[Web page and app entries]
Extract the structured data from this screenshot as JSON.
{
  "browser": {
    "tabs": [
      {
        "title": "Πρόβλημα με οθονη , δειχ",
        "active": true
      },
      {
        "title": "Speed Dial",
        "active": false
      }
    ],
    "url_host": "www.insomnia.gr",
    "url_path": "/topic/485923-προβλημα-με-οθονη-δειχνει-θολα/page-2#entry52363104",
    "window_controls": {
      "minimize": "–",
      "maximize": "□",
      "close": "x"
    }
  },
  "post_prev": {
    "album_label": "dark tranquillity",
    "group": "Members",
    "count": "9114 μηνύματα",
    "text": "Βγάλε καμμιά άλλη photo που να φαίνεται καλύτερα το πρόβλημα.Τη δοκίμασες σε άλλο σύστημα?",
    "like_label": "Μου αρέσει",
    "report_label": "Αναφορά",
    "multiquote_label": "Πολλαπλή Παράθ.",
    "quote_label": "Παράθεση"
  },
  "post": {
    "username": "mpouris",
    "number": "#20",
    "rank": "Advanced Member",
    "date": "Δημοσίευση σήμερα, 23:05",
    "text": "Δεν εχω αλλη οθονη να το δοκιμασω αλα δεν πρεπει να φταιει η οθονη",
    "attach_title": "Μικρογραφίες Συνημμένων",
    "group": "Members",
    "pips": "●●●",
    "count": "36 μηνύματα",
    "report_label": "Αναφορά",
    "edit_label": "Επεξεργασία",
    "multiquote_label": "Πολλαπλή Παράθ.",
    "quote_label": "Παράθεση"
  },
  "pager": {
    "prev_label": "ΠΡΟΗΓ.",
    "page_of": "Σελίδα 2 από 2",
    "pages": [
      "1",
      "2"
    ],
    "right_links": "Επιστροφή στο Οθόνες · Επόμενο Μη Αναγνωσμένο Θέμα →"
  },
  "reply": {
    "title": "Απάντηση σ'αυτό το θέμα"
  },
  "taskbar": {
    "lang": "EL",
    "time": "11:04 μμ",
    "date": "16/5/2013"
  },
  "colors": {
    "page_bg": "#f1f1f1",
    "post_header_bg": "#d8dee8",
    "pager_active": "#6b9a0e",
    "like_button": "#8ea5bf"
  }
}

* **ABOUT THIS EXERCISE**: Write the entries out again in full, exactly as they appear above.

* **EXERCISE ANSWER**:
Extract the structured data from this screenshot as JSON.
{
  "browser": {
    "tabs": [
      {
        "title": "Πρόβλημα με οθονη , δειχ",
        "active": true
      },
      {
        "title": "Speed Dial",
        "active": false
      }
    ],
    "url_host": "www.insomnia.gr",
    "url_path": "/topic/485923-προβλημα-με-οθονη-δειχνει-θολα/page-2#entry52363104",
    "window_controls": {
      "minimize": "–",
      "maximize": "□",
      "close": "x"
    }
  },
  "post_prev": {
    "album_label": "dark tranquillity",
    "group": "Members",
    "count": "9114 μηνύματα",
    "text": "Βγάλε καμμιά άλλη photo που να φαίνεται καλύτερα το πρόβλημα.Τη δοκίμασες σε άλλο σύστημα?",
    "like_label": "Μου αρέσει",
    "report_label": "Αναφορά",
    "multiquote_label": "Πολλαπλή Παράθ.",
    "quote_label": "Παράθεση"
  },
  "post": {
    "username": "mpouris",
    "number": "#20",
    "rank": "Advanced Member",
    "date": "Δημοσίευση σήμερα, 23:05",
    "text": "Δεν εχω αλλη οθονη να το δοκιμασω αλα δεν πρεπει να φταιει η οθονη",
    "attach_title": "Μικρογραφίες Συνημμένων",
    "group": "Members",
    "pips": "●●●",
    "count": "36 μηνύματα",
    "report_label": "Αναφορά",
    "edit_label": "Επεξεργασία",
    "multiquote_label": "Πολλαπλή Παράθ.",
    "quote_label": "Παράθεση"
  },
  "pager": {
    "prev_label": "ΠΡΟΗΓ.",
    "page_of": "Σελίδα 2 από 2",
    "pages": [
      "1",
      "2"
    ],
    "right_links": "Επιστροφή στο Οθόνες · Επόμενο Μη Αναγνωσμένο Θέμα →"
  },
  "reply": {
    "title": "Απάντηση σ'αυτό το θέμα"
  },
  "taskbar": {
    "lang": "EL",
    "time": "11:04 μμ",
    "date": "16/5/2013"
  },
  "colors": {
    "page_bg": "#f1f1f1",
    "post_header_bg": "#d8dee8",
    "pager_active": "#6b9a0e",
    "like_button": "#8ea5bf"
  }
}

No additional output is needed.